Adventure Travel: To protect natural resources along the Inca Trail, the Peruvian government charges fees for hiking the trail and instituted limits on the numbers of hikers permitted on the trail. Hikers in peak season (June–August) are advised to make reservations for the Inca Trail well in advance via a travel agency. The Inca Trail is closed for maintenance each year for the month of February. Visitors should always register when entering national parks. Hikers should exercise extreme caution in steep or slippery areas, which are neither fenced nor marked. Several climbers have died or suffered serious injuries after falling while climbing Huayna Picchu, a peak near Machu Picchu. Only very basic medical assistance is available at Machu Picchu.

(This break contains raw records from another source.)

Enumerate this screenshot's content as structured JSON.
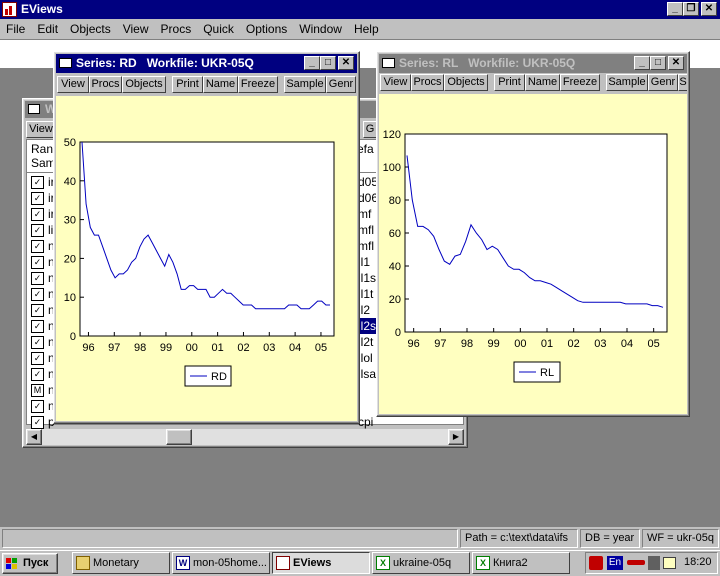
{
  "app": {
    "title": "EViews",
    "menu": [
      "File",
      "Edit",
      "Objects",
      "View",
      "Procs",
      "Quick",
      "Options",
      "Window",
      "Help"
    ]
  },
  "back_window": {
    "title": "W",
    "toolbar": [
      "View"
    ],
    "side_toolbar": "G",
    "info_rows": [
      "Ran",
      "Sam"
    ],
    "info_right": [
      "efa",
      ""
    ],
    "items": [
      {
        "label": "ir",
        "right": "d05"
      },
      {
        "label": "ir",
        "right": "d06"
      },
      {
        "label": "ir",
        "right": "mf"
      },
      {
        "label": "li",
        "right": "mfl"
      },
      {
        "label": "n",
        "right": "mfl"
      },
      {
        "label": "n",
        "right": "il1"
      },
      {
        "label": "n",
        "right": "il1s"
      },
      {
        "label": "n",
        "right": "il1t"
      },
      {
        "label": "n",
        "right": "il2"
      },
      {
        "label": "n",
        "right": "il2s"
      },
      {
        "label": "n",
        "right": "il2t"
      },
      {
        "label": "n",
        "right": "ilol"
      },
      {
        "label": "n",
        "right": "ilsa"
      },
      {
        "label": "n",
        "right": ""
      },
      {
        "label": "n",
        "right": ""
      },
      {
        "label": "p",
        "right": "cpi"
      }
    ]
  },
  "window_rd": {
    "title": "Series: RD   Workfile: UKR-05Q",
    "toolbar": [
      "View",
      "Procs",
      "Objects",
      "Print",
      "Name",
      "Freeze",
      "Sample",
      "Genr"
    ],
    "legend": "RD"
  },
  "window_rl": {
    "title": "Series: RL   Workfile: UKR-05Q",
    "toolbar": [
      "View",
      "Procs",
      "Objects",
      "Print",
      "Name",
      "Freeze",
      "Sample",
      "Genr",
      "S"
    ],
    "legend": "RL"
  },
  "status_bar": {
    "path": "Path = c:\\text\\data\\ifs",
    "db": "DB = year",
    "wf": "WF = ukr-05q"
  },
  "taskbar": {
    "start": "Пуск",
    "tasks": [
      "Monetary",
      "mon-05home...",
      "EViews",
      "ukraine-05q",
      "Книга2"
    ],
    "tray_lang": "En",
    "clock": "18:20"
  },
  "chart_data": [
    {
      "type": "line",
      "series": [
        {
          "name": "RD",
          "values": [
            50,
            34,
            28,
            26,
            26,
            23,
            20,
            17,
            15,
            16,
            16,
            17,
            19,
            20,
            23,
            25,
            26,
            24,
            22,
            20,
            18,
            21,
            19,
            16,
            12,
            12,
            13,
            13,
            12,
            12,
            12,
            10,
            10,
            11,
            12,
            11,
            11,
            10,
            9,
            8,
            8,
            8,
            7,
            7,
            7,
            7,
            7,
            7,
            7,
            7,
            8,
            8,
            8,
            7,
            7,
            7,
            8,
            9,
            9,
            8,
            8
          ]
        }
      ],
      "x_start": 1995.75,
      "x_step": 0.16,
      "xticks": [
        "96",
        "97",
        "98",
        "99",
        "00",
        "01",
        "02",
        "03",
        "04",
        "05"
      ],
      "yticks": [
        0,
        10,
        20,
        30,
        40,
        50
      ],
      "ylim": [
        0,
        50
      ]
    },
    {
      "type": "line",
      "series": [
        {
          "name": "RL",
          "values": [
            107,
            80,
            64,
            64,
            62,
            58,
            50,
            43,
            41,
            46,
            47,
            55,
            65,
            60,
            56,
            50,
            52,
            50,
            45,
            40,
            38,
            38,
            36,
            33,
            31,
            31,
            30,
            29,
            27,
            25,
            23,
            21,
            19,
            18,
            18,
            18,
            18,
            18,
            18,
            18,
            18,
            17,
            17,
            17,
            17,
            17,
            16,
            16,
            15
          ]
        }
      ],
      "x_start": 1995.75,
      "x_step": 0.2,
      "xticks": [
        "96",
        "97",
        "98",
        "99",
        "00",
        "01",
        "02",
        "03",
        "04",
        "05"
      ],
      "yticks": [
        0,
        20,
        40,
        60,
        80,
        100,
        120
      ],
      "ylim": [
        0,
        120
      ]
    }
  ]
}
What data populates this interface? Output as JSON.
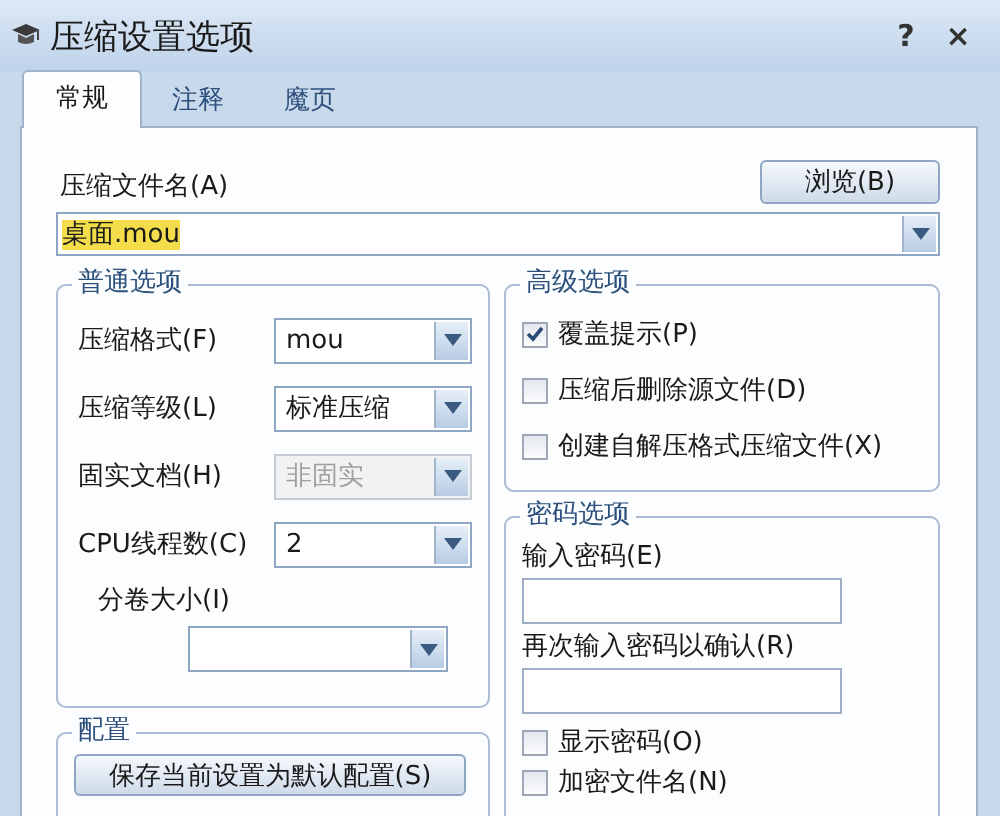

The historic site of Machu Picchu has a daily visitor limit of 2,500 guests. This limit is strictly enforced. The government of Peru recommends purchasing tickets in advance to avoid possible disappointment if the maximum has been reached for the day of an intended visit. The website of iPeru, Peru’s tourist information and assistance agency, has detailed information on how to obtain tickets. It is possible to reserve and pay online, although the website may be slow to load.
Adventure travelers should be aware that rescue capabilities are limited. Few rescue helicopters are in service, and cell phone service may be unavailable. U.S. citizens who plan to visit mountainous areas in Ancash province should contact the Peruvian National Police's High Mountain Rescue Unit ("USAM") at telephone 51-1-575-4696, 51-1-575-4698, 51-1-575-1555; fax 51-1-575-3036, or e-mail: firstname.lastname@example.org. Some USAM officers read and/or speak English.
Swimmers, surfers, rafters, and boaters should be aware of strong currents in the Pacific Ocean and fast-moving rivers. Seasonal rains can exacerbate the already dangerous conditions in Peru. Those considering white-water rafting should consult local authorities about recent weather and the impact on white-water rafting conditions. Be cautious in relying on those with a commercial interest in gauging conditions. Companies offering white-water rafting in Peru, their guides, and their equipment may not be held to the same standards as similar companies in the United States. Travelers are advised to seek advice from local residents before swimming in jungle lakes or rivers, where large reptiles or other dangerous creatures may live; caimans, resembling alligators, are found in most jungle areas of Peru. All adventure travelers should leave detailed written plans and a timetable with a friend and with local authorities in the region, and they should carry waterproof identification and emergency contact information. Due to cell phone and internet limitations in remote areas, communication with family and friends may not always be possible, and travelers should plan accordingly.
Travelers to all remote areas should check with local authorities about geographic, climatic, and security conditions.
Ayahuasca: Ayahuasca is an Amazonian psychotropic plant, generally brewed as a tea that has traditionally been used for religious, ritual, and medicinal purposes by the indigenous peoples of the region. It is said to elicit intense modifications in thought processes, perception, and emotion. The psychoactive ingredient is Dimethyltryptamine(DMT), a drug classified as Schedule I in the United States under the Controlled Substances Act of 1970.According to the Drug Enforcement Administration, “substances in this schedule have no currently accepted medical use in the United States, a lack of accepted safety for use under medical supervision, and a high potential for abuse.”
Ayahuasca tourism, in which shamans “guide” visitors through psychedelic rituals, is a burgeoning industry in the jungle regions of Ecuador and Peru. There is no way to thoroughly vet ayahuasca tourism operators, and if you choose to participate, please be aware of the potential risks involved. Some participants have reported adverse experiences during the rituals, including being seriously assaulted and robbed. Victims report a range of scenarios, from being alert but unable to maintain control of their surroundings, to total amnesia. In 2012, a U.S. citizen died in Peru while under the influence of the drug.
Disaster Preparedness: Peru is an earthquake-prone country. U.S. citizens in areas affected by earthquakes can expect to experience temporary difficulty communicating with family and friends in the United States and in securing prompt onward overland transportation out of the affected areas.